How was this residency going to be pulled off if we couldn't pay for it and no one wanted to help us? That would be highly embarrassing and unprofessional to call Maria and say we can't do the residency after all. It was starting to look more and more discouraging. I guess all of the rejections were just foreshadowing for my future life in New York City, where resiliency, determination, and hope is often necessary in the face of 'no, not interested' or the more annoying, ignore-and-hope-they-go-away-if-there-is-no-response-at-all. C'mon, is it really that hard to answer back? Back then is where I learned about turning rejection into a DIY ethos and spirit that says 'you aren't going to stop me from achieving what I want to achieve!' But I'm digressing. So anyway, things were not looking good by the end of that 1995-1996 school year. In addition to all of the disappointment putting together the residency and concert, I had one of the most stressful and least productive teaching years since I started: our jazz band, which had previously won numerous awards from various festivals, struggled mightily amidst internal strife and the loss of senior leadership; the Wind Ensemble and Concert bands were unfocused and inconsistent when a planned East Coast trip was canceled because of parental divisions and concerns. Despite my winning Educator of Year award from the city in the spring of 1996, I felt the program was at one of the lowest ebbs since I got there. Like many teachers, the opportunity to start a new year fresh, to learn from previous difficulties and hardships and improve one's self as well as one's students, is one of the most appealing aspects to teaching. So when the 1996-1997 school year began, I was ready to dig in and work hard to achieve my goals that year; and one of the most pressing, were the plans to bring Maria Schneider to Bellevue that upcoming spring.
Tomorrow's post: Things are starting to look up...
(photo credits: Seattle Times May 12, 1997; old marquee announces Maria Schneider concert at Interlake High School, 1997)

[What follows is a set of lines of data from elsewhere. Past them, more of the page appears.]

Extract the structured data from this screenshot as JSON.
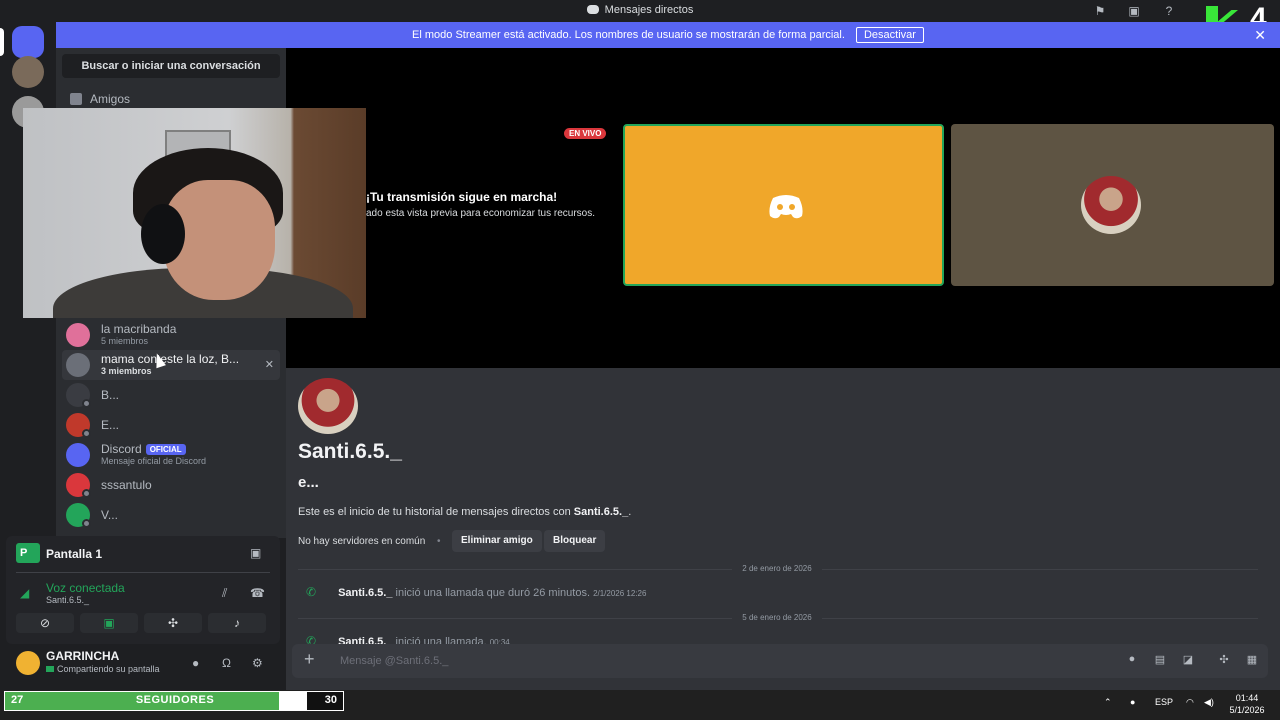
{
  "window": {
    "title": "Mensajes directos"
  },
  "banner": {
    "text": "El modo Streamer está activado. Los nombres de usuario se mostrarán de forma parcial.",
    "button": "Desactivar"
  },
  "sidebar": {
    "search_label": "Buscar o iniciar una conversación",
    "friends_label": "Amigos",
    "dms": [
      {
        "name": "la macribanda",
        "sub": "5 miembros",
        "avatar_color": "#e0709a"
      },
      {
        "name": "mama conteste la loz, B...",
        "sub": "3 miembros",
        "avatar_color": "#6b6f78"
      },
      {
        "name": "B...",
        "sub": "",
        "avatar_color": "#3a3c42"
      },
      {
        "name": "E...",
        "sub": "",
        "avatar_color": "#c0392b"
      },
      {
        "name": "Discord",
        "badge": "OFICIAL",
        "sub": "Mensaje oficial de Discord",
        "avatar_color": "#5865f2"
      },
      {
        "name": "sssantulo",
        "sub": "",
        "avatar_color": "#da373c"
      },
      {
        "name": "V...",
        "sub": "",
        "avatar_color": "#23a55a"
      }
    ]
  },
  "voice": {
    "share_title": "Pantalla 1",
    "status": "Voz conectada",
    "channel": "Santi.6.5._"
  },
  "user": {
    "name": "GARRINCHA",
    "status": "Compartiendo su pantalla"
  },
  "stream": {
    "live_badge": "EN VIVO",
    "title": "¡Tu transmisión sigue en marcha!",
    "subtitle": "ado esta vista previa para economizar tus recursos."
  },
  "chat": {
    "display_name": "Santi.6.5._",
    "username": "e...",
    "intro_prefix": "Este es el inicio de tu historial de mensajes directos con ",
    "intro_name": "Santi.6.5._",
    "intro_suffix": ".",
    "common_servers": "No hay servidores en común",
    "remove_friend": "Eliminar amigo",
    "block": "Bloquear",
    "date1": "2 de enero de 2026",
    "call1_user": "Santi.6.5._",
    "call1_text": " inició una llamada que duró 26 minutos.",
    "call1_time": "2/1/2026 12:26",
    "date2": "5 de enero de 2026",
    "call2_user": "Santi.6.5._",
    "call2_text": " inició una llamada.",
    "call2_time": "00:34",
    "input_placeholder": "Mensaje @Santi.6.5._"
  },
  "followers": {
    "current": "27",
    "label": "SEGUIDORES",
    "goal": "30",
    "progress": 0.9
  },
  "taskbar": {
    "lang": "ESP",
    "time": "01:44",
    "date": "5/1/2026"
  },
  "overlay_logo": {
    "number": "4"
  }
}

POSTED BY NUMINOUS AT 7:30 AM
To all things that create a sense of wonder and beauty that inspires and enlightens.